ASSIGNED TASK: All of the data needs to come back exactly as written.

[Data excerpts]

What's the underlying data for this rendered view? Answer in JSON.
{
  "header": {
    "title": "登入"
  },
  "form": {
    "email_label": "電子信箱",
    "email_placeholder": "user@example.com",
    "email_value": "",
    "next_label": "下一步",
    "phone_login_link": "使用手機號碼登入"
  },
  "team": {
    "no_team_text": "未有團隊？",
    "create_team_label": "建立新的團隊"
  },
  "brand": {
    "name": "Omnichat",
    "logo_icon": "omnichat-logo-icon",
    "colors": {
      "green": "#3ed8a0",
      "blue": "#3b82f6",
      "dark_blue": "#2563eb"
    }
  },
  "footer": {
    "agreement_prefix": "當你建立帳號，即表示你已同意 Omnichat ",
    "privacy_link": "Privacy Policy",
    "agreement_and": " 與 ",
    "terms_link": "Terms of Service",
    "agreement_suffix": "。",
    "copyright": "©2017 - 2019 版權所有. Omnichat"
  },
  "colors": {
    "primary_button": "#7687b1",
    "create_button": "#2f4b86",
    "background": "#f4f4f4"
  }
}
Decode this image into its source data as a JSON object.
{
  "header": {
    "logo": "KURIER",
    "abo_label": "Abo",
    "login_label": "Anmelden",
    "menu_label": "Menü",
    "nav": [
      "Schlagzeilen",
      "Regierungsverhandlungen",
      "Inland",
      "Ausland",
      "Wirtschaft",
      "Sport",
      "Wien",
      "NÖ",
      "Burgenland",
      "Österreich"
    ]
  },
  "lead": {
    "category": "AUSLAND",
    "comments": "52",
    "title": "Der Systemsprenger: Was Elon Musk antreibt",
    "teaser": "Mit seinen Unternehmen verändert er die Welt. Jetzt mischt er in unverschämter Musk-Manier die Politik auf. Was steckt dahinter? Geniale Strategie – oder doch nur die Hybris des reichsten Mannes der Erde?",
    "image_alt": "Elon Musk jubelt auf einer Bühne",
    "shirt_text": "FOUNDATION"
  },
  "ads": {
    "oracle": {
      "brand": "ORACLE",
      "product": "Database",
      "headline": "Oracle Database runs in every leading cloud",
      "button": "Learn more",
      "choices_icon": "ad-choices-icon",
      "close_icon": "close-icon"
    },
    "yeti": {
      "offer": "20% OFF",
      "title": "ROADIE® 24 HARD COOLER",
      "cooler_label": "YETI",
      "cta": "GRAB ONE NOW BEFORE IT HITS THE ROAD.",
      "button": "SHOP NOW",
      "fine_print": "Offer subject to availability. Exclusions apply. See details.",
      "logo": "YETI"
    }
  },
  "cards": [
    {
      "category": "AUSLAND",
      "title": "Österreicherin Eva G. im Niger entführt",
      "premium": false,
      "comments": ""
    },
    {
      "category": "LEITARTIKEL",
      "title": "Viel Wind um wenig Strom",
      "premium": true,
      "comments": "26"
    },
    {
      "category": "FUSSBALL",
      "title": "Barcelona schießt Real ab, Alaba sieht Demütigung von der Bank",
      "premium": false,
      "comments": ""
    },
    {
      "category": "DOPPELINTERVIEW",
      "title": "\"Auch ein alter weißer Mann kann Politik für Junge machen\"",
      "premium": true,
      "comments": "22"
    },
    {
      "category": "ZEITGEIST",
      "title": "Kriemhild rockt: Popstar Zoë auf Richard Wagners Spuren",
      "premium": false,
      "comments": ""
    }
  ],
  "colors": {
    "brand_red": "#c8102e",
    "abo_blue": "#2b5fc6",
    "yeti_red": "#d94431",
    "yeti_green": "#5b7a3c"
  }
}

EXPECTED ANSWER:
What's the underlying data for this rendered view? Answer in JSON.
{
  "header": {
    "title": "登入"
  },
  "form": {
    "email_label": "電子信箱",
    "email_placeholder": "user@example.com",
    "email_value": "",
    "next_label": "下一步",
    "phone_login_link": "使用手機號碼登入"
  },
  "team": {
    "no_team_text": "未有團隊？",
    "create_team_label": "建立新的團隊"
  },
  "brand": {
    "name": "Omnichat",
    "logo_icon": "omnichat-logo-icon",
    "colors": {
      "green": "#3ed8a0",
      "blue": "#3b82f6",
      "dark_blue": "#2563eb"
    }
  },
  "footer": {
    "agreement_prefix": "當你建立帳號，即表示你已同意 Omnichat ",
    "privacy_link": "Privacy Policy",
    "agreement_and": " 與 ",
    "terms_link": "Terms of Service",
    "agreement_suffix": "。",
    "copyright": "©2017 - 2019 版權所有. Omnichat"
  },
  "colors": {
    "primary_button": "#7687b1",
    "create_button": "#2f4b86",
    "background": "#f4f4f4"
  }
}
Decode this image into its source data as a JSON object.
{
  "header": {
    "logo": "KURIER",
    "abo_label": "Abo",
    "login_label": "Anmelden",
    "menu_label": "Menü",
    "nav": [
      "Schlagzeilen",
      "Regierungsverhandlungen",
      "Inland",
      "Ausland",
      "Wirtschaft",
      "Sport",
      "Wien",
      "NÖ",
      "Burgenland",
      "Österreich"
    ]
  },
  "lead": {
    "category": "AUSLAND",
    "comments": "52",
    "title": "Der Systemsprenger: Was Elon Musk antreibt",
    "teaser": "Mit seinen Unternehmen verändert er die Welt. Jetzt mischt er in unverschämter Musk-Manier die Politik auf. Was steckt dahinter? Geniale Strategie – oder doch nur die Hybris des reichsten Mannes der Erde?",
    "image_alt": "Elon Musk jubelt auf einer Bühne",
    "shirt_text": "FOUNDATION"
  },
  "ads": {
    "oracle": {
      "brand": "ORACLE",
      "product": "Database",
      "headline": "Oracle Database runs in every leading cloud",
      "button": "Learn more",
      "choices_icon": "ad-choices-icon",
      "close_icon": "close-icon"
    },
    "yeti": {
      "offer": "20% OFF",
      "title": "ROADIE® 24 HARD COOLER",
      "cooler_label": "YETI",
      "cta": "GRAB ONE NOW BEFORE IT HITS THE ROAD.",
      "button": "SHOP NOW",
      "fine_print": "Offer subject to availability. Exclusions apply. See details.",
      "logo": "YETI"
    }
  },
  "cards": [
    {
      "category": "AUSLAND",
      "title": "Österreicherin Eva G. im Niger entführt",
      "premium": false,
      "comments": ""
    },
    {
      "category": "LEITARTIKEL",
      "title": "Viel Wind um wenig Strom",
      "premium": true,
      "comments": "26"
    },
    {
      "category": "FUSSBALL",
      "title": "Barcelona schießt Real ab, Alaba sieht Demütigung von der Bank",
      "premium": false,
      "comments": ""
    },
    {
      "category": "DOPPELINTERVIEW",
      "title": "\"Auch ein alter weißer Mann kann Politik für Junge machen\"",
      "premium": true,
      "comments": "22"
    },
    {
      "category": "ZEITGEIST",
      "title": "Kriemhild rockt: Popstar Zoë auf Richard Wagners Spuren",
      "premium": false,
      "comments": ""
    }
  ],
  "colors": {
    "brand_red": "#c8102e",
    "abo_blue": "#2b5fc6",
    "yeti_red": "#d94431",
    "yeti_green": "#5b7a3c"
  }
}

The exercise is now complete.